- **Work to be completed**
Give back the full data character for character.

[[ Given entries open ]]

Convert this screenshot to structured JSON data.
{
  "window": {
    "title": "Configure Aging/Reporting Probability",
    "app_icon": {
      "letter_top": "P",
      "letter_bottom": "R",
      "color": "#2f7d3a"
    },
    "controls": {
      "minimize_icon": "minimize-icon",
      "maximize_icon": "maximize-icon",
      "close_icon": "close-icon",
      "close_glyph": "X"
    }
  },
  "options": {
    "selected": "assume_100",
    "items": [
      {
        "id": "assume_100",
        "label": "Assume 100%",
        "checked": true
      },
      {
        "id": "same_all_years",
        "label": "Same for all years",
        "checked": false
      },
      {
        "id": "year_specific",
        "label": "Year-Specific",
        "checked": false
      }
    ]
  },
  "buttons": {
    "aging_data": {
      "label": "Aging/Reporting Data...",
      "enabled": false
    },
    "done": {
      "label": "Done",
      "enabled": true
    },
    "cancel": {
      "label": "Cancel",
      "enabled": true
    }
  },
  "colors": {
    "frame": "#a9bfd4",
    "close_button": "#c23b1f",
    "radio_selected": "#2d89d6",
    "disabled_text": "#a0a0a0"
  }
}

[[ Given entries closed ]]

- **Result below**
Convert this screenshot to structured JSON data.
{
  "window": {
    "title": "Configure Aging/Reporting Probability",
    "app_icon": {
      "letter_top": "P",
      "letter_bottom": "R",
      "color": "#2f7d3a"
    },
    "controls": {
      "minimize_icon": "minimize-icon",
      "maximize_icon": "maximize-icon",
      "close_icon": "close-icon",
      "close_glyph": "X"
    }
  },
  "options": {
    "selected": "assume_100",
    "items": [
      {
        "id": "assume_100",
        "label": "Assume 100%",
        "checked": true
      },
      {
        "id": "same_all_years",
        "label": "Same for all years",
        "checked": false
      },
      {
        "id": "year_specific",
        "label": "Year-Specific",
        "checked": false
      }
    ]
  },
  "buttons": {
    "aging_data": {
      "label": "Aging/Reporting Data...",
      "enabled": false
    },
    "done": {
      "label": "Done",
      "enabled": true
    },
    "cancel": {
      "label": "Cancel",
      "enabled": true
    }
  },
  "colors": {
    "frame": "#a9bfd4",
    "close_button": "#c23b1f",
    "radio_selected": "#2d89d6",
    "disabled_text": "#a0a0a0"
  }
}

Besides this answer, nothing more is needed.